Report each line from the records where the string "text" turns up.

*** AVAILABLE DATA Section Begins ***

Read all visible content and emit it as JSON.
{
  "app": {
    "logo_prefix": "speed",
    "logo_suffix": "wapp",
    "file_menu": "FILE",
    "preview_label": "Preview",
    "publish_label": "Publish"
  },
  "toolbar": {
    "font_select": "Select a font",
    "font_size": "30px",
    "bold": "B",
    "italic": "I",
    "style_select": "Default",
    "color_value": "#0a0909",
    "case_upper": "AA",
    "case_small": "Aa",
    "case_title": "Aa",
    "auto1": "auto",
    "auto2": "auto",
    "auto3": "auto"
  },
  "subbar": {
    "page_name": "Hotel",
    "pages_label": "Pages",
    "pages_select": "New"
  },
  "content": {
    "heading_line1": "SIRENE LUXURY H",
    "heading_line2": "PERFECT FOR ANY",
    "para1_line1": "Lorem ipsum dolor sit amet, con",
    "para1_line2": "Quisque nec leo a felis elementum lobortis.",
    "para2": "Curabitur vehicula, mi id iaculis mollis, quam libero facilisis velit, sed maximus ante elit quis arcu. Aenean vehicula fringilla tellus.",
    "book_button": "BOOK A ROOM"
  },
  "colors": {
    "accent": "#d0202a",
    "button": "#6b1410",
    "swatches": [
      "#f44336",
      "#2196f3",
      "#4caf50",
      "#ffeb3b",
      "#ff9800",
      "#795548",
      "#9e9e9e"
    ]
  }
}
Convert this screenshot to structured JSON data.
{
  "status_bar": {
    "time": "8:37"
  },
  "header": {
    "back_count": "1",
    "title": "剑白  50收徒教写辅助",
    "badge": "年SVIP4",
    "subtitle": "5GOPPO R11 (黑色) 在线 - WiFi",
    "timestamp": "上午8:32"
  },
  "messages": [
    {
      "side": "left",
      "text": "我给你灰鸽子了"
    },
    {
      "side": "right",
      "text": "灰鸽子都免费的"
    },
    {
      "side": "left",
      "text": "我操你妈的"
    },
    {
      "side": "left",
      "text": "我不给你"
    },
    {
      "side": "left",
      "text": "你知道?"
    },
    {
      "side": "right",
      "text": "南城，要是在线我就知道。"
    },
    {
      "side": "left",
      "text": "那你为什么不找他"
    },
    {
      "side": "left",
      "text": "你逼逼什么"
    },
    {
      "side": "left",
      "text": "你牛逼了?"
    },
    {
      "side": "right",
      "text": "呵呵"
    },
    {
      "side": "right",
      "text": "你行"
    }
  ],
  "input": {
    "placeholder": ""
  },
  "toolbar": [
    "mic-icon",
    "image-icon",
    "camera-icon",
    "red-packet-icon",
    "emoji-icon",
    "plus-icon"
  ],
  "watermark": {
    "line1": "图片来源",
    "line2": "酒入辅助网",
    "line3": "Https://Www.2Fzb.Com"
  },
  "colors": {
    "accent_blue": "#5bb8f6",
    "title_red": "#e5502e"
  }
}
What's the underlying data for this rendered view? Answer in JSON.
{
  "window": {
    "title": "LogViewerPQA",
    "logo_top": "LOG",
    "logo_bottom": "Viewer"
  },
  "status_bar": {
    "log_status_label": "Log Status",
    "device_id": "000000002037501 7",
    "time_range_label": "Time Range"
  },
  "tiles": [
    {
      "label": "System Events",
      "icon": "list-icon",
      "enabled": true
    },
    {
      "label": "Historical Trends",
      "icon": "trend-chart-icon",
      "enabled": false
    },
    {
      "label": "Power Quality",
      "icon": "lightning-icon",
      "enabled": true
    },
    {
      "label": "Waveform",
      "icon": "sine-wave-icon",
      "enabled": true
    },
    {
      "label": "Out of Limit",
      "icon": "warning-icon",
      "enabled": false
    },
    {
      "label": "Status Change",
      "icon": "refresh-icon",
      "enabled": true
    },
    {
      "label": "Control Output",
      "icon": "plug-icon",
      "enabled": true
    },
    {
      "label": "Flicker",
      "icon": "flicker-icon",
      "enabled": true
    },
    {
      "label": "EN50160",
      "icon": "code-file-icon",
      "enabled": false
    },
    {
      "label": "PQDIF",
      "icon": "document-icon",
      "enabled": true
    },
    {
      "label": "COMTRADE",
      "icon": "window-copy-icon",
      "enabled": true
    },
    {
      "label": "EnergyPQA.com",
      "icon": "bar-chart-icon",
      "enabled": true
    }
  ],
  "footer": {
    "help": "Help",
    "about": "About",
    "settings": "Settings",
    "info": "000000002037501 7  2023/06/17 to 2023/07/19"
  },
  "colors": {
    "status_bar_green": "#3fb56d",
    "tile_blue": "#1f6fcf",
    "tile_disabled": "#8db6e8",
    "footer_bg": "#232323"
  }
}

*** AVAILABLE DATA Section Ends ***

● SOLVED PROBLEM:
      "text": "我给你灰鸽子了"
      "text": "灰鸽子都免费的"
      "text": "我操你妈的"
      "text": "我不给你"
      "text": "你知道?"
      "text": "南城，要是在线我就知道。"
      "text": "那你为什么不找他"
      "text": "你逼逼什么"
      "text": "你牛逼了?"
      "text": "呵呵"
      "text": "你行"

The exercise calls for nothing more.